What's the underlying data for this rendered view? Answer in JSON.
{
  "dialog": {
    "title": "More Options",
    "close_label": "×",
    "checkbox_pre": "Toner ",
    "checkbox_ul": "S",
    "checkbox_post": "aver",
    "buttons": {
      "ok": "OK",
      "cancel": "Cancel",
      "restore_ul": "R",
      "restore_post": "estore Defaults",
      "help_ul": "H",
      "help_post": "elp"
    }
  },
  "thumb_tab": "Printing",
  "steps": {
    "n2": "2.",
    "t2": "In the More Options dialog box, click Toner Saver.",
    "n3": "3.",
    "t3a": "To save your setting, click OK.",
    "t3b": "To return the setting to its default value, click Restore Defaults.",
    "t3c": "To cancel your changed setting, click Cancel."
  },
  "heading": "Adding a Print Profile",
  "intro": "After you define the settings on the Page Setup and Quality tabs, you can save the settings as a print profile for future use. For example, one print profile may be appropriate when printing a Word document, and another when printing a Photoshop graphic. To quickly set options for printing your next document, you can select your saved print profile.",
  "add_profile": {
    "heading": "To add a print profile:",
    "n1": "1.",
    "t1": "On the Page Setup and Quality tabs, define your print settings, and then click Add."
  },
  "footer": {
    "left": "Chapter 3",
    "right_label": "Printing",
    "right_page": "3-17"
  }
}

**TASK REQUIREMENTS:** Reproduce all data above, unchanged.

**ANSWER TO THIS EXERCISE:**
What's the underlying data for this rendered view? Answer in JSON.
{
  "dialog": {
    "title": "More Options",
    "close_label": "×",
    "checkbox_pre": "Toner ",
    "checkbox_ul": "S",
    "checkbox_post": "aver",
    "buttons": {
      "ok": "OK",
      "cancel": "Cancel",
      "restore_ul": "R",
      "restore_post": "estore Defaults",
      "help_ul": "H",
      "help_post": "elp"
    }
  },
  "thumb_tab": "Printing",
  "steps": {
    "n2": "2.",
    "t2": "In the More Options dialog box, click Toner Saver.",
    "n3": "3.",
    "t3a": "To save your setting, click OK.",
    "t3b": "To return the setting to its default value, click Restore Defaults.",
    "t3c": "To cancel your changed setting, click Cancel."
  },
  "heading": "Adding a Print Profile",
  "intro": "After you define the settings on the Page Setup and Quality tabs, you can save the settings as a print profile for future use. For example, one print profile may be appropriate when printing a Word document, and another when printing a Photoshop graphic. To quickly set options for printing your next document, you can select your saved print profile.",
  "add_profile": {
    "heading": "To add a print profile:",
    "n1": "1.",
    "t1": "On the Page Setup and Quality tabs, define your print settings, and then click Add."
  },
  "footer": {
    "left": "Chapter 3",
    "right_label": "Printing",
    "right_page": "3-17"
  }
}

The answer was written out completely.